november/december 2004


Foolproof Ways to Buy Excellent LPs, Part Two
by Robert H. Levi


In Part One, I discussed and identified three foolproof ways to buy excellent LPs. They are:

  • Buy only sealed vintage LPs.

  • Buy new LPs from those sources still producing premier vinyl.

  • Buy new reissue LPs of vintage recordings.

  • Join an audio society (more on this after I vent a bit).

Is this so radical? My first article about these techniques for saving time, money, and your ears was met with a negative letter and two opposing articles. However, since over 125,000 readers peruse PFO per month, 124,997 readers agreed with me. This was heartening.

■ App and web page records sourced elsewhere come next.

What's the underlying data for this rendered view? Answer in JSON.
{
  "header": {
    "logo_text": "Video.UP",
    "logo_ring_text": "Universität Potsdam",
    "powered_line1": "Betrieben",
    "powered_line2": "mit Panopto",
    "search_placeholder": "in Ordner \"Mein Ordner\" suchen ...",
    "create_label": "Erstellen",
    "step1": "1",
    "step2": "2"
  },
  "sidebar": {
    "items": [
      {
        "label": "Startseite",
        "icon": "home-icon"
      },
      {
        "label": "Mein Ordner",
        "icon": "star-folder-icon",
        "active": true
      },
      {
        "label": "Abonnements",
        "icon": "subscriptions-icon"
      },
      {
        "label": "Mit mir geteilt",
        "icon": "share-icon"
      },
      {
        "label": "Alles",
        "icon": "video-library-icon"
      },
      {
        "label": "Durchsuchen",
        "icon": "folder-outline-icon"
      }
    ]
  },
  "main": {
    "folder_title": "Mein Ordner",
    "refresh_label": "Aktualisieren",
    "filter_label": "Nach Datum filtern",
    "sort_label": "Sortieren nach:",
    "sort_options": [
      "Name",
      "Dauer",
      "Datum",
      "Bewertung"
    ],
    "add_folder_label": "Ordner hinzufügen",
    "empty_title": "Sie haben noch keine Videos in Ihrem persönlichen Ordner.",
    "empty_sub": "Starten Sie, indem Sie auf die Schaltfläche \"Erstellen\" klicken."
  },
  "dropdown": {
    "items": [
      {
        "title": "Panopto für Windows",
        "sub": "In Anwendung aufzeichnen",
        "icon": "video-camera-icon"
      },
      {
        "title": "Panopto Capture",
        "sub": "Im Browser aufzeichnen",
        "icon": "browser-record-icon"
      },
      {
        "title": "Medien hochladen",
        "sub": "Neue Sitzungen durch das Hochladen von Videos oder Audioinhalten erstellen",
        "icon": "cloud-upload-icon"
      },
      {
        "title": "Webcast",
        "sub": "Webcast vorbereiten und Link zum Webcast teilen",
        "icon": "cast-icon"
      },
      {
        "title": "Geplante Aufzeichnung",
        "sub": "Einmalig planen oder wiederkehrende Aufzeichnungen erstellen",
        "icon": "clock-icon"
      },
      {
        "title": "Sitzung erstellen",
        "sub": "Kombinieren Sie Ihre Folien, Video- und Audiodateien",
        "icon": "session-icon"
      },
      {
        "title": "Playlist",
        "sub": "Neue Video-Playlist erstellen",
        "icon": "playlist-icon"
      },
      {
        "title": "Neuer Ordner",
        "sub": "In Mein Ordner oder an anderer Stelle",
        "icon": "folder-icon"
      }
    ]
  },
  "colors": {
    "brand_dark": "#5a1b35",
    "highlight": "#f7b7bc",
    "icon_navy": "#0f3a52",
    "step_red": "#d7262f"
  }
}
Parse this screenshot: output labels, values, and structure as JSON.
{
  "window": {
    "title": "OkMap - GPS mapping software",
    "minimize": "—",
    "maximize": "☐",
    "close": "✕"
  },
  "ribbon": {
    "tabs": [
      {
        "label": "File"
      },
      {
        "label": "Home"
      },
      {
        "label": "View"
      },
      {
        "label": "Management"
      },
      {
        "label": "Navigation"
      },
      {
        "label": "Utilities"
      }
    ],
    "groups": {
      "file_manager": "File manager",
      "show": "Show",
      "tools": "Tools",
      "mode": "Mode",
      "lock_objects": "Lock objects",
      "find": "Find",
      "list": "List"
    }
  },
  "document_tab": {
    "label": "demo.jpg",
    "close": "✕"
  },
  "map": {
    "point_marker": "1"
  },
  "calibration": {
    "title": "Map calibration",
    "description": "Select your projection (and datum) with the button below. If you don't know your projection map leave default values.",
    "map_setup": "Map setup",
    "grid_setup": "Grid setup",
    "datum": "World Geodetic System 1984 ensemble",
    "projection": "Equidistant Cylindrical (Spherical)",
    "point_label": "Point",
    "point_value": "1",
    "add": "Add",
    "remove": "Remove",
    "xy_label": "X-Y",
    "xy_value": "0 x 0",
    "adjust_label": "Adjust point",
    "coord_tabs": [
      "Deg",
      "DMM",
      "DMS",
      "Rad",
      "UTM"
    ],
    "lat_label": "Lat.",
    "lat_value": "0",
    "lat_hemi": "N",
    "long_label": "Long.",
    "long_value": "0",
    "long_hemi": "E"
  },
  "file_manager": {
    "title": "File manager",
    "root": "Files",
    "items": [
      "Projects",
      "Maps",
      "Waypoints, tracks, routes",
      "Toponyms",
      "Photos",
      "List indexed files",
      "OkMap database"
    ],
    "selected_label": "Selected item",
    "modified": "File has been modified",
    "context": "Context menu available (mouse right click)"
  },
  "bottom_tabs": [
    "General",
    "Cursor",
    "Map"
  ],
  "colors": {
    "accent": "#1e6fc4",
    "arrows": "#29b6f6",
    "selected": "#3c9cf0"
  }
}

Sealed, sealed, sealed should be the mantra of the LP-hungry audiophile. Accept nothing less, unless of course you are searching for ultra-rarities. Then you are on your own. I call that LP archeology. Let me ask you this: Would you buy a used car without driving it first? That's the way we are expected to buy used LPs. At least a new car comes with a warranty, and a new record has a cellophane wrapper.

I just bought a new phono cartridge—a ZYX R100H. It's cleaner and clearer than any transducer I've had in my system. It minimizes surface noise by tracking better and by providing a blacker background. I bought Howard Hanson's Symphony No. 2 (Mercury SR 90192), used and unsealed, for $40. It sounds pretty good, with only light surface noise and little wear, with the exception of a major nerve-shattering pop on side one. It is sweeter and more musical than the reissue CD from the early 90s, but should be easily eclipsed by a SACD reissue or the Speaker's Corner reissue LP, whichever comes first. The ZYX makes this expensive used record sound pretty enjoyable, but used is used.

Don't let those jaded LP mavens tell you that original pressings are better. I have yet to hear a reissue LP that does not toast an original, and I've heard at least 70 per cent of them. The Classic Records, Speakers Corner, Acoustic Sounds, etc. reissues are better than the originals, with only rare exceptions. It's like catching lightning in a bottle. Sealed Londons and Deccas are about the best of the oldies, and may give the reissue discs a run for their money in signal-to-noise ratio, but at what price glory? Good luck finding them sealed, or even in excellent condition, at under $50 per copy. A $3 copy from a thrift store or swap meet is not likely to please, I assure you. It was played on a record changer, and a quarter was taped to the tonearm for better tracking. A pristine, guaranteed reissue at $30, often less, is a better buy, and sure to please sonically.

I do have a fourth technique for buying foolproof LPs—join an audio society! In addition to learning about the best reissue LP sources and getting discounts on new discs, you will meet audiophiles with great, well-cared-for record collections, from whom you may acquire or swap. It happens all the time. I've had two complete LP collections offered to me over the years at audio society meetings. Join your local audio society if you love to collect vinyl!

Used vinyl is a crapshoot, and I don't gamble. After you acquire all of the latest premier and reissue LPs, buy the thrift store stuff—not the reverse. The only way we can encourage new LP issues and reissues is to do it with our dollars. The guys who made the original LPs can't help you now! Robert H. Levi (President, Los Angeles and Orange County Audio Society)